"Here at the department, our lives are changed every time we have an opening and talk to students about their work," said ­Jackye Zimmermann, co-founder and director of the department's student art exhibit program and director of editorial policy and publications.

When a show comes down, Zimmermann said, she gets phone calls from employees who explain that there is a piece they need to see before starting their day. For these staff members, the art serves as a reminder that what they do at the department has an impact, she said.

"Believe me," she said, "the artwork here changes our lives every day."

As the exhibit opened, Keevon and other students, parents and educators discussed the role of the arts and what they can offer. The group included 12-year-old Jaden Blackmoore, a seventh-grader at the District's School Without Walls at ­Francis-Stevens.

His work was not included in the show, but he spoke about what the arts mean to him, about how he used to be more interested in music and then got into drawing.

"What I found out is, you can draw a whole world from your mind, straight onto paper," Jaden said. "You can make it 3-D, 2-D, even 4-D. I don't know if that's possible — it may be."

Keevon told the crowd that he uses art to express his feelings, because he can't really do that in other ways. Art, he said, opens a door.

"My art teacher, she basically gives us the supplies and tells us to express our feelings," he said. "There's only one rule — don't erase. Because in life, you have to deal with your problems. So whatever you put on the paper is what you deal with."

The works included in the exhibit were selected by VSA, an international organization on arts and disability at the Kennedy Center.

"The arts are a powerful tool for everybody," said Mario Rossero, senior vice president of education at the Kennedy Center. "No matter who you are."
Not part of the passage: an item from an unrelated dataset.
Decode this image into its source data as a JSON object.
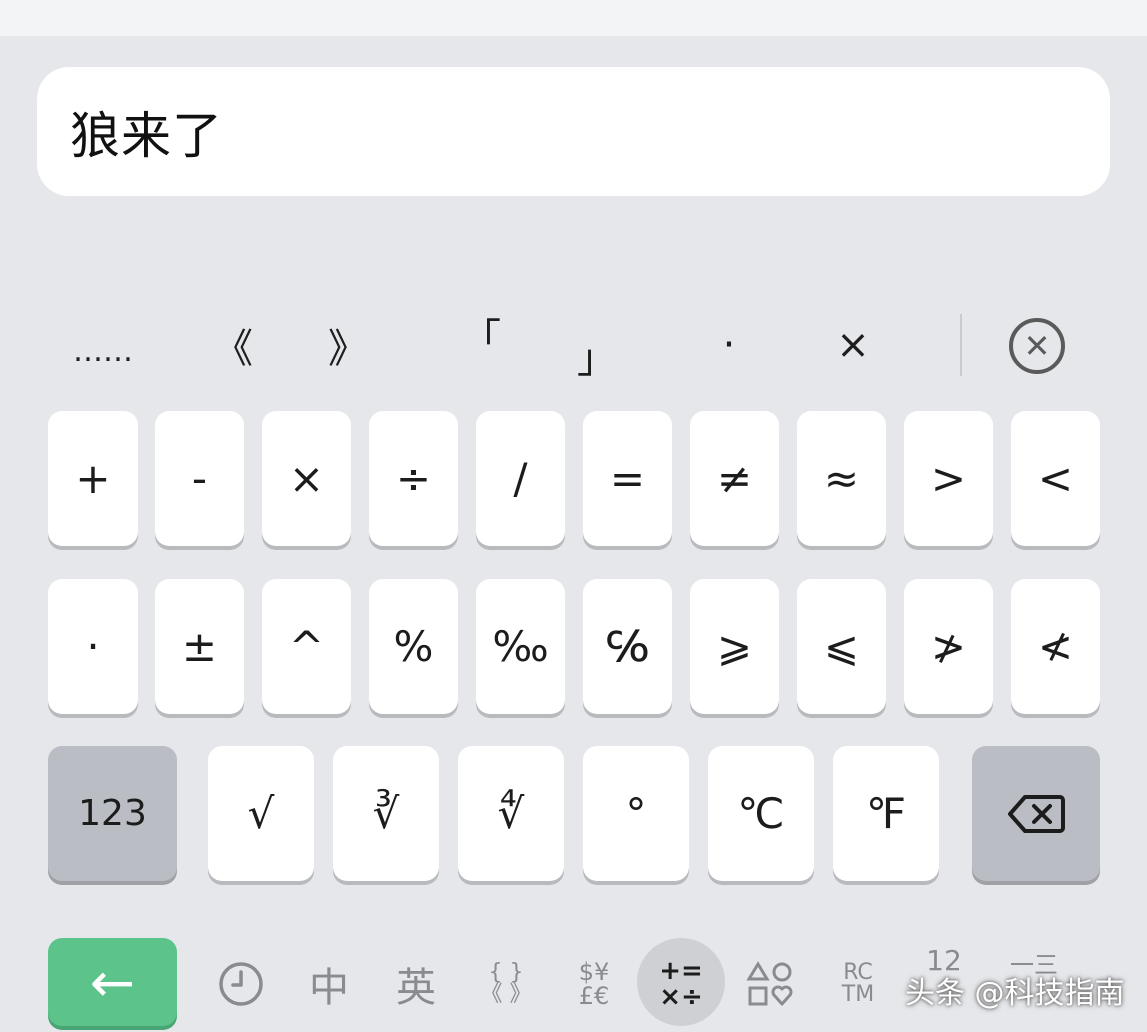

Rossero isn't really allowed to have a favorite work of art in the exhibit, he said. But he mentioned Keevon and what the teen had said on the panel.

"This is the one that I'm going to leave thinking about," Rossero said.